■ Work to be completed:
Find the string "export" in the records. Copy each line that has it.

■ Entries shown:
◇ ◇ ◇ ◇ ◇
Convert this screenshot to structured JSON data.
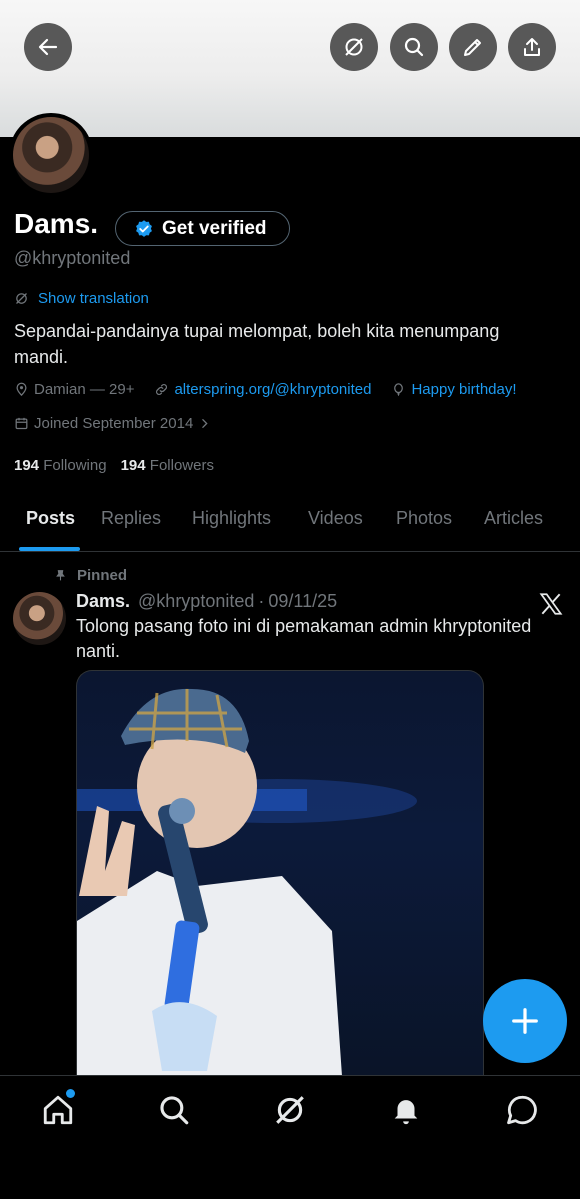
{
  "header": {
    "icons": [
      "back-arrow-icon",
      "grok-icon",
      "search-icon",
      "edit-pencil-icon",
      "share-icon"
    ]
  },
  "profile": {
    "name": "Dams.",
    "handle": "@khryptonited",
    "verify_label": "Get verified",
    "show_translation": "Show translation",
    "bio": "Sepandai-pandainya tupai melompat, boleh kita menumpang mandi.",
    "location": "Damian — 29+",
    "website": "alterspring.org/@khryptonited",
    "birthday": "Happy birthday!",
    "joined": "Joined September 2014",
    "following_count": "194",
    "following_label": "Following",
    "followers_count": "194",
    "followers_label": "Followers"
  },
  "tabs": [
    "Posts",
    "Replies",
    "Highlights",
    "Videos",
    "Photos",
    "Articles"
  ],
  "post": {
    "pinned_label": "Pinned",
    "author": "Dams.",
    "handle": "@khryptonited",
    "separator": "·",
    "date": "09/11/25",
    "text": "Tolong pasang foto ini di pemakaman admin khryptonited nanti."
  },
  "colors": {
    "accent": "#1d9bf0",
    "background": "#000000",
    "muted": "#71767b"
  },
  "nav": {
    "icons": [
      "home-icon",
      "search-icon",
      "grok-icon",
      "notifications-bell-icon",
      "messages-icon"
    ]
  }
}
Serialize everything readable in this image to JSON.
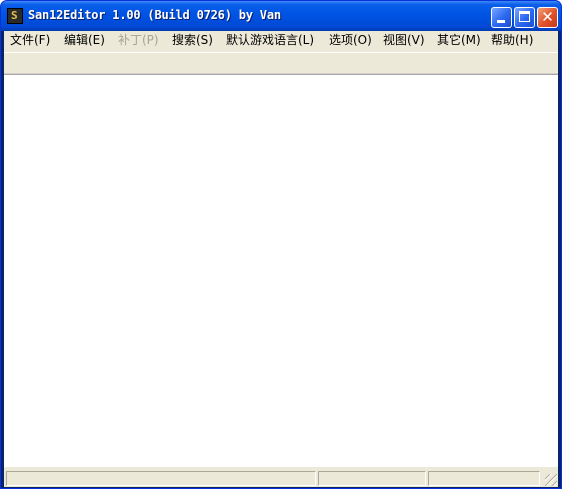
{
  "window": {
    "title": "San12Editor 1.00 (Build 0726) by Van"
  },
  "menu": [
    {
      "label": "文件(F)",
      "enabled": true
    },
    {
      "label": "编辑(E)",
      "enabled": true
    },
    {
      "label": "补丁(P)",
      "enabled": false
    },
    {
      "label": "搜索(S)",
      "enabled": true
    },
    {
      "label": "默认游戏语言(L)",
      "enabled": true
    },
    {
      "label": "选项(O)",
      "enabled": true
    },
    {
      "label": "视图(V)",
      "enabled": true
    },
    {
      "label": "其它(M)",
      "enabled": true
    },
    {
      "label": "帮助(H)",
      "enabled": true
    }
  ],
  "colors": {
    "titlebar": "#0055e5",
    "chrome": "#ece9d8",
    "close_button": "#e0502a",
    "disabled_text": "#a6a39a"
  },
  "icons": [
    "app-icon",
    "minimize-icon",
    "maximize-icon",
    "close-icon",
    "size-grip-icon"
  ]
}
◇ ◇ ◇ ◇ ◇
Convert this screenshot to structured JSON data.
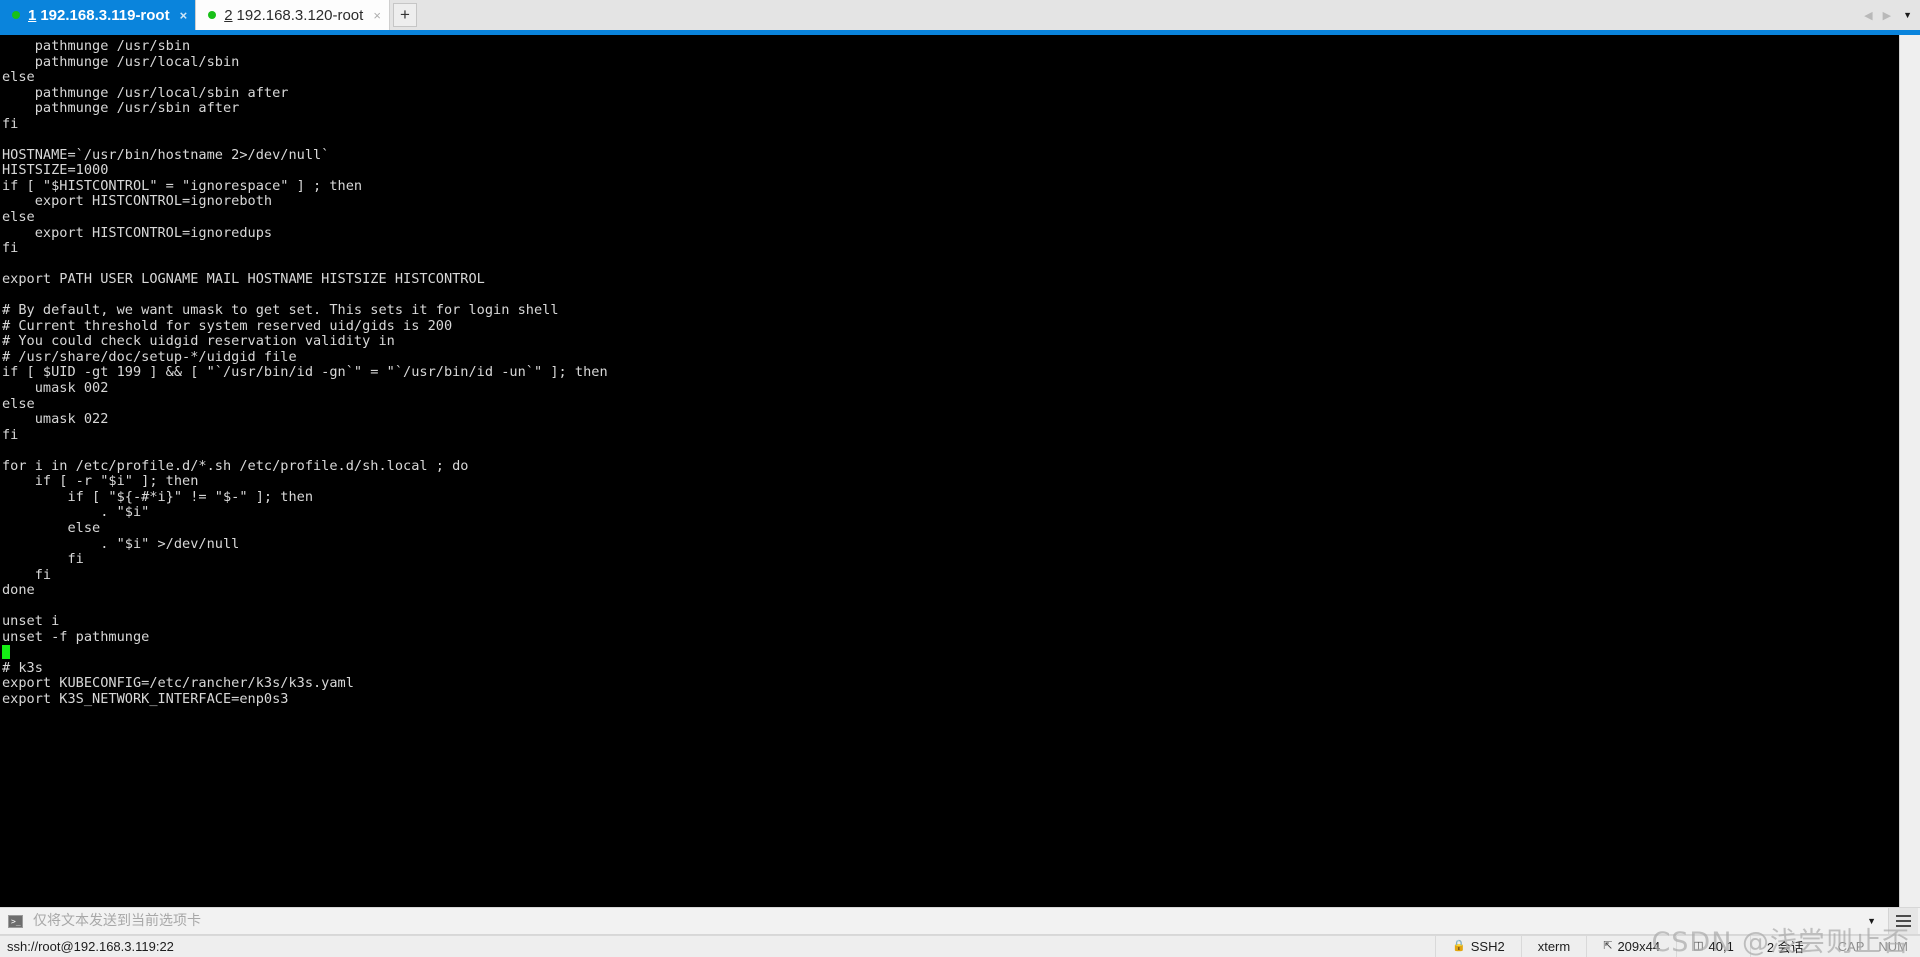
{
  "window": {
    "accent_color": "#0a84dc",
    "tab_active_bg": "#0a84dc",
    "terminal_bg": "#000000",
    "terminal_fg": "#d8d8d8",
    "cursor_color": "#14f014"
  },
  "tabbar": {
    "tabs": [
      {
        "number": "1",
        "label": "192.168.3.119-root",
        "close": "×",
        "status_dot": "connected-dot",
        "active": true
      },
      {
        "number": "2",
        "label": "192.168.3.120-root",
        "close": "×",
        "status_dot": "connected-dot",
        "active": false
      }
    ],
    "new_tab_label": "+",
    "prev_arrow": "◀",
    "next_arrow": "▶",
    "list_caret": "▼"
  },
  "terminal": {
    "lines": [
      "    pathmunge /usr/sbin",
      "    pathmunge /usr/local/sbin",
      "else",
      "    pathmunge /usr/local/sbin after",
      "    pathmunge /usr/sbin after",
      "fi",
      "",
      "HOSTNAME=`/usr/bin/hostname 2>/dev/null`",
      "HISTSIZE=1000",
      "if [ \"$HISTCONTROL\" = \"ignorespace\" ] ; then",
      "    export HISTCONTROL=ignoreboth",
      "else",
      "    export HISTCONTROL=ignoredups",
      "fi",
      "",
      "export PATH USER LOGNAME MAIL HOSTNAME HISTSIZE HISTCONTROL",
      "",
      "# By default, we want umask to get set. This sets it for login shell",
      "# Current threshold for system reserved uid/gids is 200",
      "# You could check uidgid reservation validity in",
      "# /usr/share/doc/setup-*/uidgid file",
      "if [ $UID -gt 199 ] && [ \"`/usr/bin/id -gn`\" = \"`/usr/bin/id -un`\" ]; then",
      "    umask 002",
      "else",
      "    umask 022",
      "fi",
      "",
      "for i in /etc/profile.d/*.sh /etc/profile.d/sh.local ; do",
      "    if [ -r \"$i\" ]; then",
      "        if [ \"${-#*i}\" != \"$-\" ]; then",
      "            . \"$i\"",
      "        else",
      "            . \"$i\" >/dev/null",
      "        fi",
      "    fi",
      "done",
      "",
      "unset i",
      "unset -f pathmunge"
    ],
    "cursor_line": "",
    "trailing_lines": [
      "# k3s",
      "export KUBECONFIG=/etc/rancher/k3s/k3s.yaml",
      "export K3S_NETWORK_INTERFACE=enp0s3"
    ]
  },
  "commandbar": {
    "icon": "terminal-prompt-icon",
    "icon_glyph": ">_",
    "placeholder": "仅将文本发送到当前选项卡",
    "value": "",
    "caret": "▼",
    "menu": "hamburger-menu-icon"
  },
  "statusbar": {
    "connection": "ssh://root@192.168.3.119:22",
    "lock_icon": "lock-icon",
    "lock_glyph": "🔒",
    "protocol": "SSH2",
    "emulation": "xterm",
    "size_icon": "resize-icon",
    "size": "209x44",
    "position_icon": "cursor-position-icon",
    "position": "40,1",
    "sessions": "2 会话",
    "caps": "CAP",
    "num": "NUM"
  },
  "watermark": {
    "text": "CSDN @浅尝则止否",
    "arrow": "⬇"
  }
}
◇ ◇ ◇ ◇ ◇
■ Exercise result:
      "    export HISTCONTROL=ignoreboth",
      "    export HISTCONTROL=ignoredups",
      "export PATH USER LOGNAME MAIL HOSTNAME HISTSIZE HISTCONTROL",
      "export KUBECONFIG=/etc/rancher/k3s/k3s.yaml",
      "export K3S_NETWORK_INTERFACE=enp0s3"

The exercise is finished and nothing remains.